→ Goal of the exercise: Please show every line from the entries that carries the word "JSON".

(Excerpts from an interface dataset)
Start of Block
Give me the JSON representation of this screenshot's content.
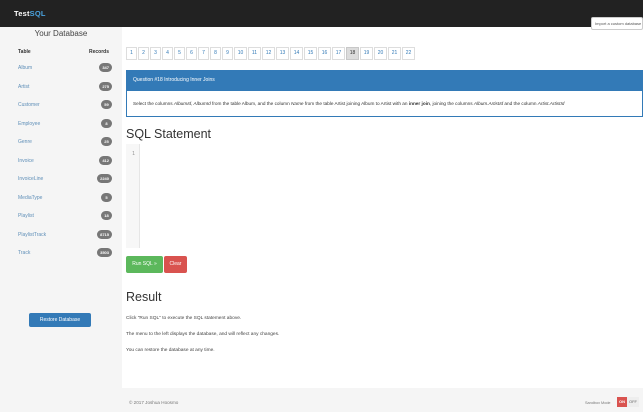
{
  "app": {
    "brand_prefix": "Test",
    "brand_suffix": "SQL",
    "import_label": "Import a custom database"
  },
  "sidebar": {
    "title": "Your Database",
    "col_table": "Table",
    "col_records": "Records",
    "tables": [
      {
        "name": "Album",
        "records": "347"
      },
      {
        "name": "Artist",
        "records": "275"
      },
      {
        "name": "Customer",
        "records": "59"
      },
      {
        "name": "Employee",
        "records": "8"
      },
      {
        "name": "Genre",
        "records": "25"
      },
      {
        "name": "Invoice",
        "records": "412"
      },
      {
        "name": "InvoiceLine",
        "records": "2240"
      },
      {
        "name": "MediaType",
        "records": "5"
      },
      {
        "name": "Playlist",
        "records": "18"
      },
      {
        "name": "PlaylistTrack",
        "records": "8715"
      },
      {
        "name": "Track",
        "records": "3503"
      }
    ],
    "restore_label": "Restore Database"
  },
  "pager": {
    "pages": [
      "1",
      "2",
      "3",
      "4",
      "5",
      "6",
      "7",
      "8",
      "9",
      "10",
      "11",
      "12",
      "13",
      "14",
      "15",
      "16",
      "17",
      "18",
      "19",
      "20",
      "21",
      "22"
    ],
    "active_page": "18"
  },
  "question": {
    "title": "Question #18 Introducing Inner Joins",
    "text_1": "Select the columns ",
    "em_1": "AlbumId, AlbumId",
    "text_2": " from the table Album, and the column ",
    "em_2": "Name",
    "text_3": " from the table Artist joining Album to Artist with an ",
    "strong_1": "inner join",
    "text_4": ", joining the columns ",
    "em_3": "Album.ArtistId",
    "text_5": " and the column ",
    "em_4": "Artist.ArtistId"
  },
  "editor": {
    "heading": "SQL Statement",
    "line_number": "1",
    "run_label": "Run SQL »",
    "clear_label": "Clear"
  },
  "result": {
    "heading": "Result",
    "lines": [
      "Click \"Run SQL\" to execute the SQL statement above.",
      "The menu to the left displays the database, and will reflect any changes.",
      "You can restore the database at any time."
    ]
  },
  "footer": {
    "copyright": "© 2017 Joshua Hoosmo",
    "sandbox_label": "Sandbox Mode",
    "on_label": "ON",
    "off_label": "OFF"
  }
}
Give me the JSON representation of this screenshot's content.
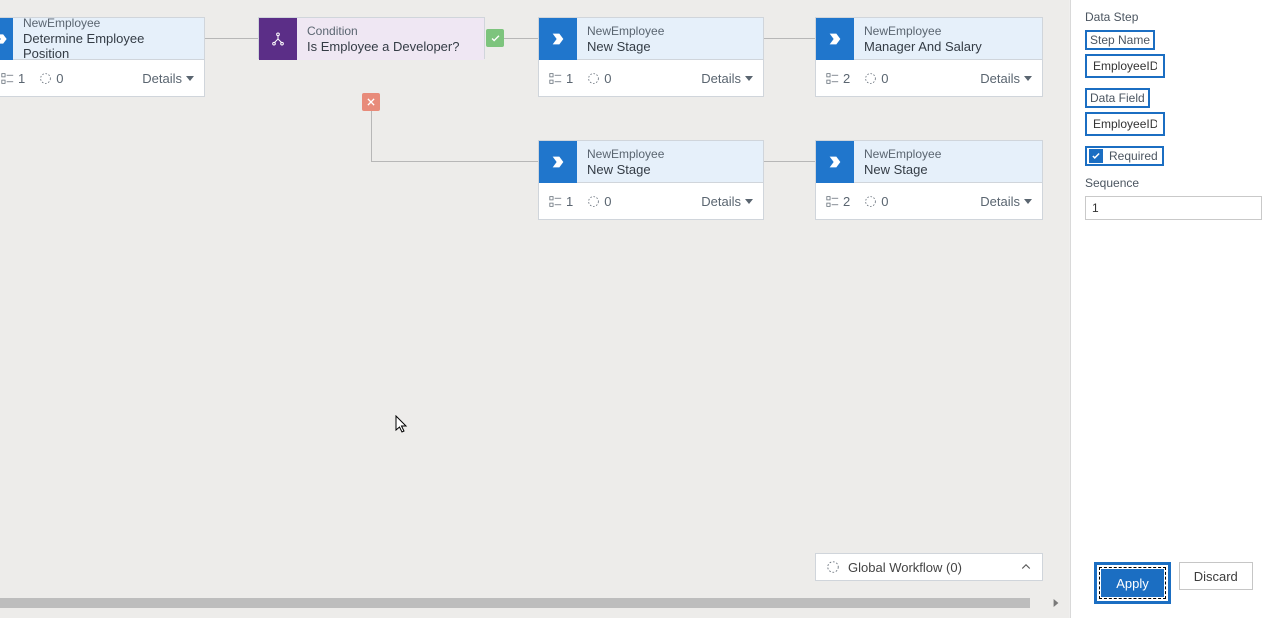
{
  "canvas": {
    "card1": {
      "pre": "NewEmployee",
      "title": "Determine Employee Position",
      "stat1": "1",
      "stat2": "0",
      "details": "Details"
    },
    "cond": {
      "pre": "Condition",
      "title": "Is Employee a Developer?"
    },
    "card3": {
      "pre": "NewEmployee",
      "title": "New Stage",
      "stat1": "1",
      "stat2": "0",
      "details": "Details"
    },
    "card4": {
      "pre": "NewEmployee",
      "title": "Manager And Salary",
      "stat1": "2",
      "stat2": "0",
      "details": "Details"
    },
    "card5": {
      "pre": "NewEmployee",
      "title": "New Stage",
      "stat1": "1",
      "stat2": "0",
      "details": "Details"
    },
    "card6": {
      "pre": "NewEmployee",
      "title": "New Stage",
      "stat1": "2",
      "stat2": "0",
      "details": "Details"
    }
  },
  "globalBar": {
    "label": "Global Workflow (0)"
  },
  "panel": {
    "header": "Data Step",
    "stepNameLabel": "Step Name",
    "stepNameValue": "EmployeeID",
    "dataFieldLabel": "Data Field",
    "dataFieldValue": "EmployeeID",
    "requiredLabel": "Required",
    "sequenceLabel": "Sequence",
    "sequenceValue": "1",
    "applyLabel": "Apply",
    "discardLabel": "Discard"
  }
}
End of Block
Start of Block
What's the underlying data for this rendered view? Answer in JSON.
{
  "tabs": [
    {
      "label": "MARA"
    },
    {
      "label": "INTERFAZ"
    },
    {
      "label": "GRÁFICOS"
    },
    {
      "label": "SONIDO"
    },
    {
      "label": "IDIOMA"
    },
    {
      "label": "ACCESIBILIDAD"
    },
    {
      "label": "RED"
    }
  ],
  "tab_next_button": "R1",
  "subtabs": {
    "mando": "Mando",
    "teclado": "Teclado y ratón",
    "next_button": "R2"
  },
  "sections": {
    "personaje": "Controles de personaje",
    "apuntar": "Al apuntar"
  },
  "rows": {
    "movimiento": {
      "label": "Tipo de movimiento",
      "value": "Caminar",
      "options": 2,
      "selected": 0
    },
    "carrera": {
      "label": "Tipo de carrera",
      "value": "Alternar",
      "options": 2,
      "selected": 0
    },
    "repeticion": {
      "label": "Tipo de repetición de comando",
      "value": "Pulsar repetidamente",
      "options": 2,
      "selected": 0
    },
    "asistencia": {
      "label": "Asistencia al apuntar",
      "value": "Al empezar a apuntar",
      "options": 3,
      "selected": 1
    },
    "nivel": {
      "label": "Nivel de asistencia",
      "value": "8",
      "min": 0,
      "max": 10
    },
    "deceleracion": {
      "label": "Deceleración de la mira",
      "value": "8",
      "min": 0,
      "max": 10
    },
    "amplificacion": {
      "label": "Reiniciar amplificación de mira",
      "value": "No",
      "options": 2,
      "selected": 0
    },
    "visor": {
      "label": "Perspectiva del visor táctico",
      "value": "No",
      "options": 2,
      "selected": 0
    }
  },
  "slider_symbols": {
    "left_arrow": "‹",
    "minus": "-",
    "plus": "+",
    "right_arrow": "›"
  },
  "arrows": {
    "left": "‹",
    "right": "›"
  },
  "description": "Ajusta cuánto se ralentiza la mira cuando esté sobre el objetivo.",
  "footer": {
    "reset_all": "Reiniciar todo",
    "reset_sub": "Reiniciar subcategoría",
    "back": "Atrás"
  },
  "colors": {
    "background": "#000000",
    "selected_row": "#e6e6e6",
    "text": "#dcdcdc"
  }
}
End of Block
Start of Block
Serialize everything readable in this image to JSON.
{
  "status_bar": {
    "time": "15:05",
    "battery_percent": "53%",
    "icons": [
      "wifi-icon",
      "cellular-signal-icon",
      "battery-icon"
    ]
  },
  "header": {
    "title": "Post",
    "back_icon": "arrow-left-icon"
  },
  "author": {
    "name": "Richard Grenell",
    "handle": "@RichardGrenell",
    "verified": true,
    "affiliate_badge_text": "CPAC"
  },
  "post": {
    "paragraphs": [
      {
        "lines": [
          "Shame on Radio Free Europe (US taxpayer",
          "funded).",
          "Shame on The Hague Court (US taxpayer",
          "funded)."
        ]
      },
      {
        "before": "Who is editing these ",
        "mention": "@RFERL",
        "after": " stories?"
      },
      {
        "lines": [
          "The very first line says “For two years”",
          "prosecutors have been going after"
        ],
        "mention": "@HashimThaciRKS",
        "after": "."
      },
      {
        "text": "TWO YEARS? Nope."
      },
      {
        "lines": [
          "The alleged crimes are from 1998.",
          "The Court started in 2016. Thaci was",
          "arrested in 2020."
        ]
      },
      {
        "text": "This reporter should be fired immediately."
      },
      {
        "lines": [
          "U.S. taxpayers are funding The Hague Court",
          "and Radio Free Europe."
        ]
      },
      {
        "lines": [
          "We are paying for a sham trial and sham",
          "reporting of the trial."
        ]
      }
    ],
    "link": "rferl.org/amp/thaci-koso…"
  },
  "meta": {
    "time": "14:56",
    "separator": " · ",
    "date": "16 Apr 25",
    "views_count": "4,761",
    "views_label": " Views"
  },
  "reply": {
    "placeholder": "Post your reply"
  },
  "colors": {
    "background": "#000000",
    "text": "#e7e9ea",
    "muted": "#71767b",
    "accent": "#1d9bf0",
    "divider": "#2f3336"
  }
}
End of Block
→ Exercise response:
Give me the JSON representation of this screenshot's content.
Give me the JSON representation of this screenshot's content.
What's the underlying data for this rendered view? Answer in JSON.
Serialize everything readable in this image to JSON.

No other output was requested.